Now, some investors might argue a buyback is different than an acquisition of another company because it changes the supply/demand fundamentals of the stock. IBM shifts the demand curve by constantly buying shares while also continually shrinking the supply of available shares by retiring them in the Treasury. This is an interesting and valid perspective, rooted in incontrovertible macroeconomic theory. By buying back shares, IBM does make its stock more scarce, which could increase the price, and in fact over the past five years, there has been a general downward trend in daily volume in IBM shares (albeit overall trading volume has also been weak in this period), which is indicative of lower supply. I believe this supply argument gets to the fundamental question of how stocks are priced: by technical mechanics or by the underlying business fundamentals. I think the answer depends on an investor's time frame.
In the immediate term, pricing is defined by the supply and demand of shares. I would suggest you look no further than Twitter's (NYSE:TWTR) IPO where the price soared thanks to the low supply of shares offered and sold.
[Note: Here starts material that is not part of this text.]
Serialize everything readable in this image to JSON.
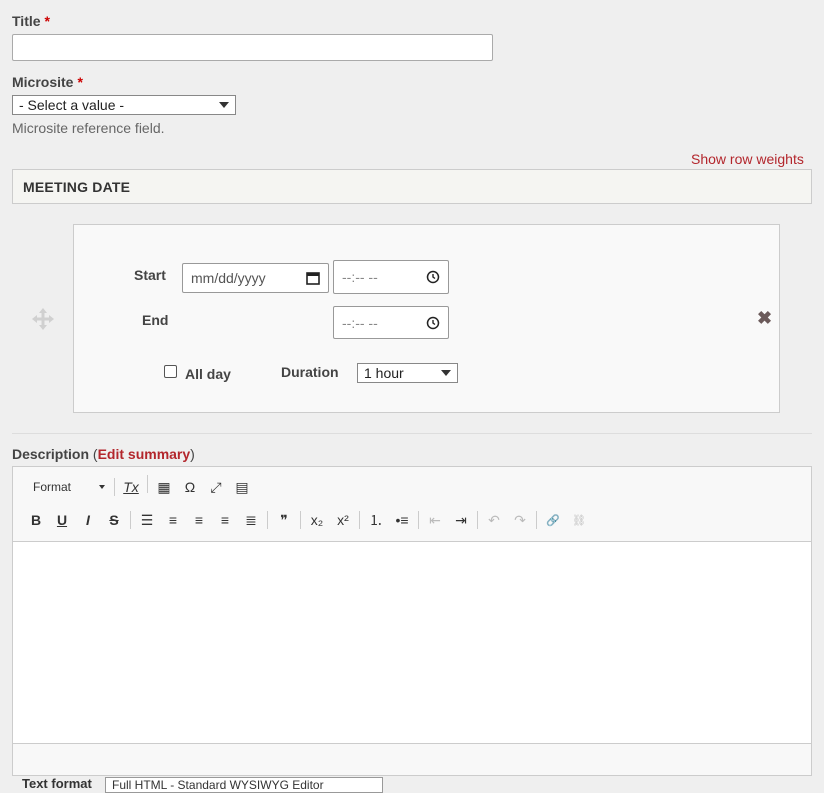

In the long run though, I believe TWTR will trade inline with its business fundamentals because when a stock is seen as overvalued, buying interest can disappear, more than making up for low supply. IBM's buyback, by cutting the supply of shares, could boost the price in the near term, but I believe a stock can stay disconnected from fundamentals for only so long as investors have no interest in buying a stock that they expect to lose money in. IBM's buyback may be a catalyst for the near-term investor, but I do not believe that cutting the supply of shares can override changing business fundamentals to impact long run returns.
Therefore, IBM has a cash flow problem with declining cash flows offsetting the company's extremely large buyback program. IBM has no growth and is in organic decline, which suggests future cash flow erosion that will drag down shares. To get a fair rate of return, IBM shares should fall by at least 6% even under an optimistic view of its business. With a more reasonable forecast of flat revenue growth, its stock has 20% of downside. Warren Buffett rarely invests in tech companies, and I believe he will grow to regret buying this one. IBM is a sell.
Disclosure: I have no positions in any stocks mentioned, and no plans to initiate any positions within the next 72 hours. I wrote this article myself, and it expresses my own opinions. I am not receiving compensation for it (other than from Seeking Alpha). I have no business relationship with any company whose stock is mentioned in this article.